● **Exercise**: Please find every line in the records below that contains the word "AngeldebritoOk", and copy it.

● **Given records**:
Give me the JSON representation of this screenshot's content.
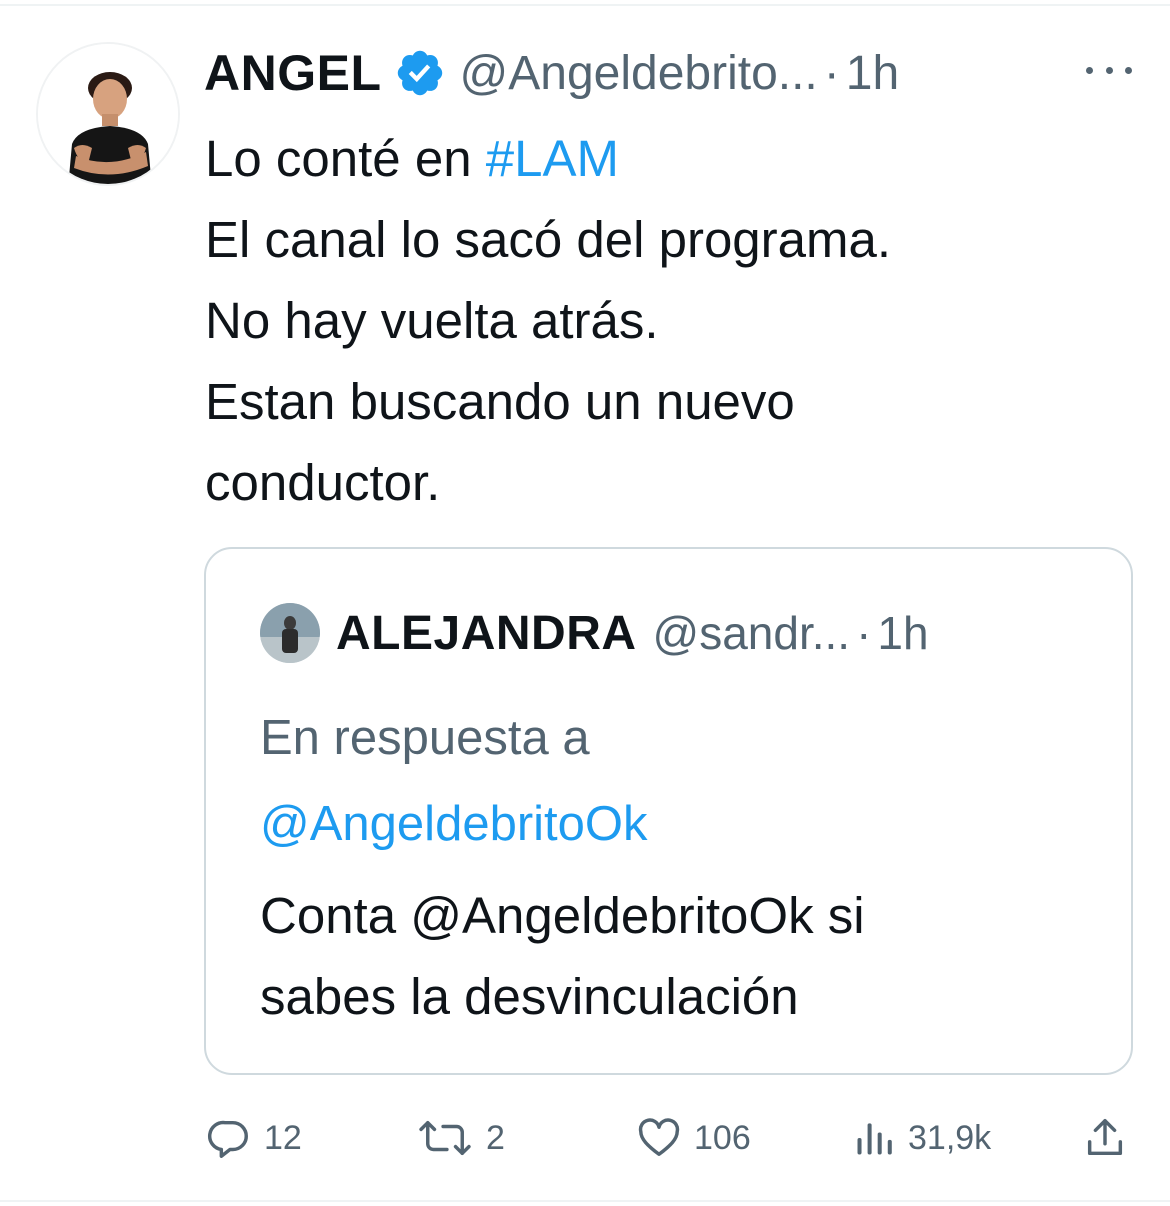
{
  "tweet": {
    "author": {
      "name": "ANGEL",
      "handle": "@Angeldebrito...",
      "separator": "·",
      "time": "1h",
      "avatar_icon": "profile-photo"
    },
    "text_lines": [
      {
        "plain": "Lo conté en ",
        "hashtag": "#LAM"
      },
      {
        "plain": "El canal lo sacó del programa."
      },
      {
        "plain": "No hay vuelta atrás."
      },
      {
        "plain": "Estan buscando un nuevo"
      },
      {
        "plain": "conductor."
      }
    ],
    "quoted": {
      "name": "ALEJANDRA",
      "handle": "@sandr...",
      "separator": "·",
      "time": "1h",
      "reply_prefix": "En respuesta a",
      "reply_mention": "@AngeldebritoOk",
      "text_lines": [
        "Conta @AngeldebritoOk si",
        "sabes la desvinculación"
      ]
    },
    "actions": {
      "replies": "12",
      "retweets": "2",
      "likes": "106",
      "views": "31,9k"
    }
  },
  "colors": {
    "accent": "#1d9bf0",
    "secondary_text": "#536471",
    "primary_text": "#0f1419",
    "border": "#cfd9de"
  }
}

● **Task answer**:
      "reply_mention": "@AngeldebritoOk",
        "Conta @AngeldebritoOk si",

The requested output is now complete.